I was serving as many clients through my site as I did through the Times.
SEO in the Era of Spice Girls:
When my website went live, Google was still a research project at Stanford University.
People were finding me on Yahoo!
I called them and asked how to get more people to visit my site.
They introduced me to search capability, the parent of SEO.
They said I should select the right keywords and add them to my title, a short description about my site, and put them in my text.
It was still the 1.0 version of the internet. Yahoo! was cataloging pages based on keywords. You could set them manually in a keyword property on the page and Yahoo! would take your word for it.
Google taught me a thing or two about custom applications. They knew that Yahoo! had a weak model. People could stuff their pages with hundreds of keywords, and they did. The system was open to massive abuse.
Google took the first standard solution for cataloging the internet to search for information, which was based on keywords, and customized it to become more accurate and foolproof. They used the actual HTML technology to determine how valuable a page was to its keyword.
They measured how other sites were hyperlinking to a specific web page as the primary measure.
You can embellish keywords. You can be very creative in demonstrating your relevancy to topics not precisely in your core industry, but you can’t synthesize what other people think of you.
Google did something rarely done. They replaced the established market leader by customizing their solution to a common challenge.
But before then, my pre-SEO search efforts were working. More people were finding me. I had to hire an entire department of developers to handle the traffic.
That’s when I got the call.
Time to Cancel my New York Times Subscription:
“Mr. Farber, is everything okay?”
“Who is calling, I asked?”
“It’s the New York Times.”
I was so thrilled with how this new technology boosted my business I thought they wanted to interview me.
“How can I help you?”
“Why did you cancel with us, sir?”
Things were going so well with my website that I canceled my New York Times subscription. I had been paying them $400 a month for years. They wanted to know what had changed.
When I told them, they were pretty shaken up. They were receiving similar calls. They weren’t used to losing business like this.
I tried to warn them that there was too much opportunity elsewhere because of the internet. It felt like picking up dollar bills from the ground. It was so easy. As Macarena said that year, “What else was I supposed to do?”

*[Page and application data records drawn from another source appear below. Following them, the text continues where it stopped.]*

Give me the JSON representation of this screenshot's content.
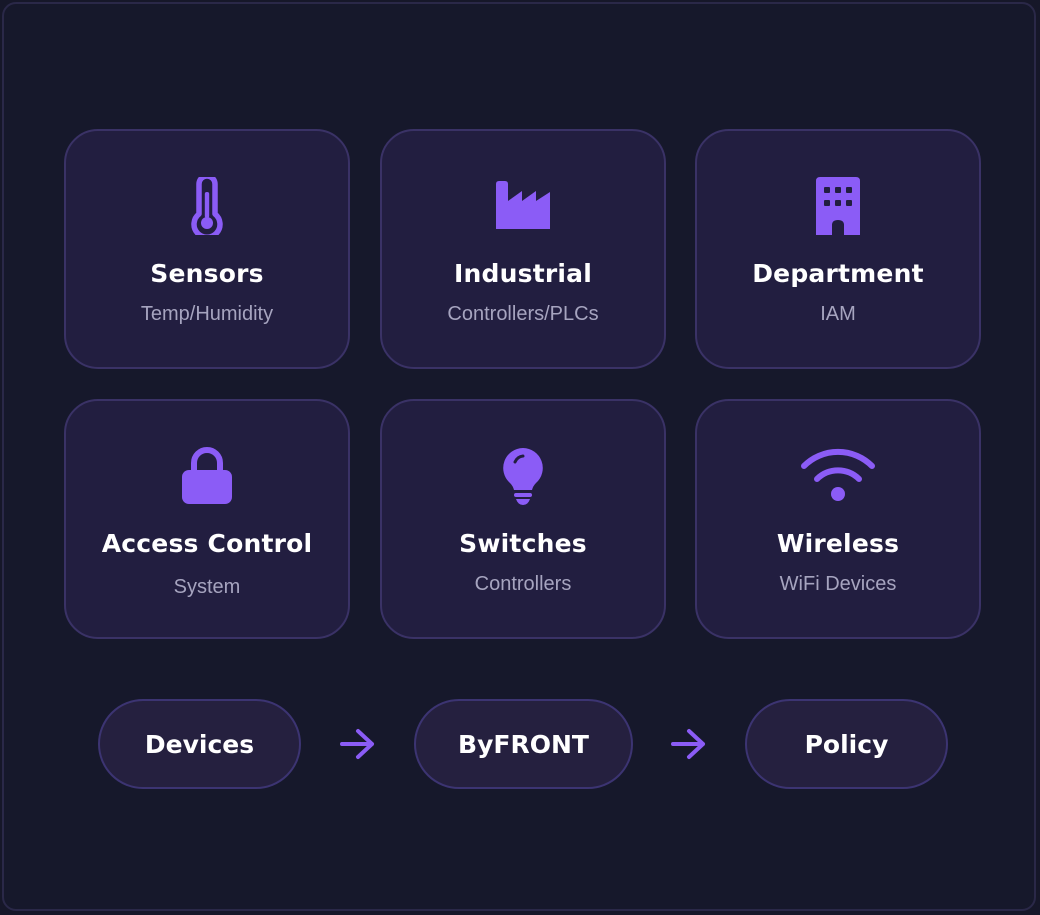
{
  "cards": [
    {
      "title": "Sensors",
      "subtitle": "Temp/Humidity",
      "icon": "thermometer-icon"
    },
    {
      "title": "Industrial",
      "subtitle": "Controllers/PLCs",
      "icon": "factory-icon"
    },
    {
      "title": "Department",
      "subtitle": "IAM",
      "icon": "building-icon"
    },
    {
      "title": "Access Control",
      "subtitle": "System",
      "icon": "lock-icon"
    },
    {
      "title": "Switches",
      "subtitle": "Controllers",
      "icon": "lightbulb-icon"
    },
    {
      "title": "Wireless",
      "subtitle": "WiFi Devices",
      "icon": "wifi-icon"
    }
  ],
  "flow": {
    "steps": [
      "Devices",
      "ByFRONT",
      "Policy"
    ],
    "arrow_icon": "arrow-right-icon"
  },
  "colors": {
    "accent": "#8b5cf6",
    "background": "#161729",
    "card": "#221e40",
    "card_border": "#3a3266",
    "subtitle": "#a6a4bf"
  }
}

It didn’t click with them. It would take a lot more pain before they realized the future was in digital.
But I knew.
I told all my clients to embrace the internet. The ones that were used to customizing things to their specific needs were those that led the charge. None of them regretted that decision.
Being the first to adapt a successful technology is like walking into a treasure house with nobody there. You grab everything in sight for those glorious minutes you’re alone.
Eventually, the rest of the world comes surging in. Today, we have a vibrant digital ecosystem where we can occupy every moment tracking Elon Musk, streaming movies, and talking about Madonna’s new look.
Ironically, we were discussing that last one in 1996.
My talk with the Times was one of the early signals that the old media was at the top, beginning its descent, and the new media was emerging from the valley, ready to cross paths with what it was about to replace.
Today, it’s machine learning and AI. Web3 and quantum computing. It’s cloud platforms and 99.999% availability. A lot has changed, but the most important principle of success in the digital age is as important today as it was when I made my first site while humming to “Beautiful Life” by Ace of Base:
Your success is determined by how creative you can adapt your applications to your specific business goals.
The Times had missed it. Yahoo! had missed it.
Google knew, and I knew.
It’s why we are still climbing.